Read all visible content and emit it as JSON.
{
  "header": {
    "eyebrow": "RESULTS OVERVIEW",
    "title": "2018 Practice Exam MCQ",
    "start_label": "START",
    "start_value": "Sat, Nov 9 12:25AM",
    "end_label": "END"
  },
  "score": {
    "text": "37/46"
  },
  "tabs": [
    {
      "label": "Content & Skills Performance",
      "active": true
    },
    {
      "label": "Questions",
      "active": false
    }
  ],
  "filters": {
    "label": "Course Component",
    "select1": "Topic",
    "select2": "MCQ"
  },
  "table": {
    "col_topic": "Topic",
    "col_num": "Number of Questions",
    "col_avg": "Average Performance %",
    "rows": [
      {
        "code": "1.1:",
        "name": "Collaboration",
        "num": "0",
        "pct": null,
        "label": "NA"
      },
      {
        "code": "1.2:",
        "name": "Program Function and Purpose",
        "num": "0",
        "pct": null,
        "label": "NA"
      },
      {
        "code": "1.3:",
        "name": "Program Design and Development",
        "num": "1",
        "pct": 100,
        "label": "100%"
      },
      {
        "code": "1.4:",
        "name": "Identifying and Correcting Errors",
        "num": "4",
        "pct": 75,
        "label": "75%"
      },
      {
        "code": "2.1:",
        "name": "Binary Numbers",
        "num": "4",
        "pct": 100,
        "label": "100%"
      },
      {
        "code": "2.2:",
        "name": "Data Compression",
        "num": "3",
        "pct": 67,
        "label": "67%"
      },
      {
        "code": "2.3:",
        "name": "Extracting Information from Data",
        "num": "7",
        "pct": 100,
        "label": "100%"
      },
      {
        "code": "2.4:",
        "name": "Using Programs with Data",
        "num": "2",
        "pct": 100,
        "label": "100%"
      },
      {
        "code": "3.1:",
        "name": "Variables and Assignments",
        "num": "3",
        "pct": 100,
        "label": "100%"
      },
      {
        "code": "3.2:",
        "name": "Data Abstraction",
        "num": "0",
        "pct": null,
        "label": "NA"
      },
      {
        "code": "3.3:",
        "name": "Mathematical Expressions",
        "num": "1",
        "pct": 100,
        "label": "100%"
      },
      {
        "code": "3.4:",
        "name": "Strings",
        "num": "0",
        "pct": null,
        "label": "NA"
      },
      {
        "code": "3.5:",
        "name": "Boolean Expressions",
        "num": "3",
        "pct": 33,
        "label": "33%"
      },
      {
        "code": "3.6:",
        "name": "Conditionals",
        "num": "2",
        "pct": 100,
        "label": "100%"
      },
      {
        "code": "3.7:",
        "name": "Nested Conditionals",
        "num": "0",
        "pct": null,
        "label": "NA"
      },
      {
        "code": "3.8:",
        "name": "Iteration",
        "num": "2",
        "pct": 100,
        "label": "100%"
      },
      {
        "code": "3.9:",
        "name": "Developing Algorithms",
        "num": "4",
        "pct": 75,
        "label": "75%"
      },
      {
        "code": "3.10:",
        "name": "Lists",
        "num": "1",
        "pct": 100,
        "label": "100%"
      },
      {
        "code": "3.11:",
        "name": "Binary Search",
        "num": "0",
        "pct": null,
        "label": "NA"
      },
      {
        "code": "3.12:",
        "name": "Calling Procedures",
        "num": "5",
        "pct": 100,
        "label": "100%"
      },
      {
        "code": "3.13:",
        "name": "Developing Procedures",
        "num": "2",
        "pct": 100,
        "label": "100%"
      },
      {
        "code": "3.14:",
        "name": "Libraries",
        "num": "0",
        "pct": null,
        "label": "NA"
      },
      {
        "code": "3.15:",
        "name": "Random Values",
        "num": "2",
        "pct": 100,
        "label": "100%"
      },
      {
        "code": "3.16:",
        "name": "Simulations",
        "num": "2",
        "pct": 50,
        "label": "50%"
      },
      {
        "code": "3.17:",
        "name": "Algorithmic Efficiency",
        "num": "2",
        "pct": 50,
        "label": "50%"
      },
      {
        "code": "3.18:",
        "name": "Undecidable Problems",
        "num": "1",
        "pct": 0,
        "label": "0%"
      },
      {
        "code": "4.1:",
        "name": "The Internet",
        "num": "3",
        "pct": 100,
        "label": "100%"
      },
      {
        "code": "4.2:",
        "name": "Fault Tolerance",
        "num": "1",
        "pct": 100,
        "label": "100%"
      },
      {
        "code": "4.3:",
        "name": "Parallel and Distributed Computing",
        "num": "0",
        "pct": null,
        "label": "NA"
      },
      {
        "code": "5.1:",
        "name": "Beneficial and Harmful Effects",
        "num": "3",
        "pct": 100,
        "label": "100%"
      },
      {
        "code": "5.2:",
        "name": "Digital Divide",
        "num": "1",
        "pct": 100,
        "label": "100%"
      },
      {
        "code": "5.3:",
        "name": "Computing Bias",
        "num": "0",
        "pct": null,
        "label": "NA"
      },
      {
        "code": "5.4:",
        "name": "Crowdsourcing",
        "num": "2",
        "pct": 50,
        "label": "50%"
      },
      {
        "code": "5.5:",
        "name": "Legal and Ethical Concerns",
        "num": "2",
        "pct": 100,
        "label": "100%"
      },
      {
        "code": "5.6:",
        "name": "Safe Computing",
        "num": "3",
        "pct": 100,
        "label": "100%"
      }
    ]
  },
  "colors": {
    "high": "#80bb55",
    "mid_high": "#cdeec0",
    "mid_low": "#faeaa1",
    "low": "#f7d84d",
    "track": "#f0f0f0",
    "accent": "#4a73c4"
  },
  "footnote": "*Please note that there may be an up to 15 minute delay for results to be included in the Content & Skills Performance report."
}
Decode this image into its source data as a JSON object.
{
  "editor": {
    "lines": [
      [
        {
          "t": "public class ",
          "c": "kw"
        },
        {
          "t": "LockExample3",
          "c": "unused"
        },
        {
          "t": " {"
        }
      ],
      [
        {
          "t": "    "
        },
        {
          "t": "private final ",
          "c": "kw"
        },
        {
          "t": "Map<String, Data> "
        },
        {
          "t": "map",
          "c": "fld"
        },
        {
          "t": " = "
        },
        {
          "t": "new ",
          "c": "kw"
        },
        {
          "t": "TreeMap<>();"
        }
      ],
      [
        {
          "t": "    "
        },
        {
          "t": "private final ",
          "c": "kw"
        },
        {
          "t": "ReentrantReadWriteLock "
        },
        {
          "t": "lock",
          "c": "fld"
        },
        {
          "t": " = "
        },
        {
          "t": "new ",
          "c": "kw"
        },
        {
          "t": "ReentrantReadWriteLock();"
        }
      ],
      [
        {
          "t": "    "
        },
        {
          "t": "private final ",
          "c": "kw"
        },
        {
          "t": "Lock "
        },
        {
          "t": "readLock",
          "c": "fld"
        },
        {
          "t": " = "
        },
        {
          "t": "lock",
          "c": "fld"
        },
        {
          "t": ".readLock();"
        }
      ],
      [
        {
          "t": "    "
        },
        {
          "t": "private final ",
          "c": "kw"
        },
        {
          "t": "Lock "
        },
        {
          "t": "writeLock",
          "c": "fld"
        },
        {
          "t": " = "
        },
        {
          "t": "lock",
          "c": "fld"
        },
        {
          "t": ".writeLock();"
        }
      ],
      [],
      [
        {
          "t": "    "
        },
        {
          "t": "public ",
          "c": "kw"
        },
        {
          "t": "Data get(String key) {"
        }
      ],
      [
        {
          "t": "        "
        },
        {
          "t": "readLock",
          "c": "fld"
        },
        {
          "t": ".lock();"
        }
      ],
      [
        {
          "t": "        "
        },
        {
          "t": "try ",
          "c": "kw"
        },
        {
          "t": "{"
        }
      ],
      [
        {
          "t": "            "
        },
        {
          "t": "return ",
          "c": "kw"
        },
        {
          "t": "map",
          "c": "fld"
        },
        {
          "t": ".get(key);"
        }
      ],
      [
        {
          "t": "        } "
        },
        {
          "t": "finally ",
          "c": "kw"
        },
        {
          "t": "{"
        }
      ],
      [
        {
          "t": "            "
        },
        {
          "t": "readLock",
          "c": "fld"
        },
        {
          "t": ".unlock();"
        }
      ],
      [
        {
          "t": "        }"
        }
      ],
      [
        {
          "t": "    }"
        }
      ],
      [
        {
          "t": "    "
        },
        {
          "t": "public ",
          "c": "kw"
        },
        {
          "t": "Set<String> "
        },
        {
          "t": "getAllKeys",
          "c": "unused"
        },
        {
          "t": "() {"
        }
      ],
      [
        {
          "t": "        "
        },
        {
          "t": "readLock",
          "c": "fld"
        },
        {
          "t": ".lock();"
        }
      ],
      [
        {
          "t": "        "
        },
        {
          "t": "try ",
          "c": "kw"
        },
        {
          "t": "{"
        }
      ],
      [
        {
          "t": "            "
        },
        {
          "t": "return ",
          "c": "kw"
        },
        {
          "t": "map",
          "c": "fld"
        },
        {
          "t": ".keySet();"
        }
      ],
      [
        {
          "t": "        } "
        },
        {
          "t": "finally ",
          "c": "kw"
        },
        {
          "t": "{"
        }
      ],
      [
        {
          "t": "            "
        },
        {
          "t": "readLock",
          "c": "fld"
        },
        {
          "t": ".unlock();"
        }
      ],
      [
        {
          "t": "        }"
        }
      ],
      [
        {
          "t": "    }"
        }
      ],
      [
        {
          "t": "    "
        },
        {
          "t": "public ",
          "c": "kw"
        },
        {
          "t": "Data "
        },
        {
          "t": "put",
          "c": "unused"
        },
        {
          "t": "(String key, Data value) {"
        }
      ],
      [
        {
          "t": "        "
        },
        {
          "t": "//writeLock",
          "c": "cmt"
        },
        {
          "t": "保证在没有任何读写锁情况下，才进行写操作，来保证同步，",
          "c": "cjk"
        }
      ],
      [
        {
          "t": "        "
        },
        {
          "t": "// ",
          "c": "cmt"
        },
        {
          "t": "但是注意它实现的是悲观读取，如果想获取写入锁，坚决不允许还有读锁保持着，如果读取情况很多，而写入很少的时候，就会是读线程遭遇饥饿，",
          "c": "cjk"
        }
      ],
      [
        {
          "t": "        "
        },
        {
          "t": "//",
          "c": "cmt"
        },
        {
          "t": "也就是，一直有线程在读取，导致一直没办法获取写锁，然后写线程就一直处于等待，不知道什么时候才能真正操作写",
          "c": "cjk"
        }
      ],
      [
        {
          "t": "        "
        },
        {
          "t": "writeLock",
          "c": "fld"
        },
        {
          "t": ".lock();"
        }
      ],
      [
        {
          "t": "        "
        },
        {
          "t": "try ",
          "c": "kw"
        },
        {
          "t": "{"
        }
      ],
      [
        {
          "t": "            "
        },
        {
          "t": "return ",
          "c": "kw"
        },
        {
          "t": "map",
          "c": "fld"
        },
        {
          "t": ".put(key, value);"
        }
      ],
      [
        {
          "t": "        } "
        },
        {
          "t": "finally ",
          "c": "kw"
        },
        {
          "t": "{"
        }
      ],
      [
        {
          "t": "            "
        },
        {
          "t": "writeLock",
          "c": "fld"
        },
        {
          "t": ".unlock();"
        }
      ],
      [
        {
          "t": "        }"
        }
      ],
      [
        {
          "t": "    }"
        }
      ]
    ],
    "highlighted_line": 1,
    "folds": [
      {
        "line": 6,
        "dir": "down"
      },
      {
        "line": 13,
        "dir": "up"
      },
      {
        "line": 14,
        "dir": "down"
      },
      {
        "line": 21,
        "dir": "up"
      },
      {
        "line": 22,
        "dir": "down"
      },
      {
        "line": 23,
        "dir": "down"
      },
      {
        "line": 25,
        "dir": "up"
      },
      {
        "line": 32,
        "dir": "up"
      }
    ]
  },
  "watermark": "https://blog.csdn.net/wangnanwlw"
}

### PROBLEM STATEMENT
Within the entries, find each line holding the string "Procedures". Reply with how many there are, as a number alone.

### RESULT
2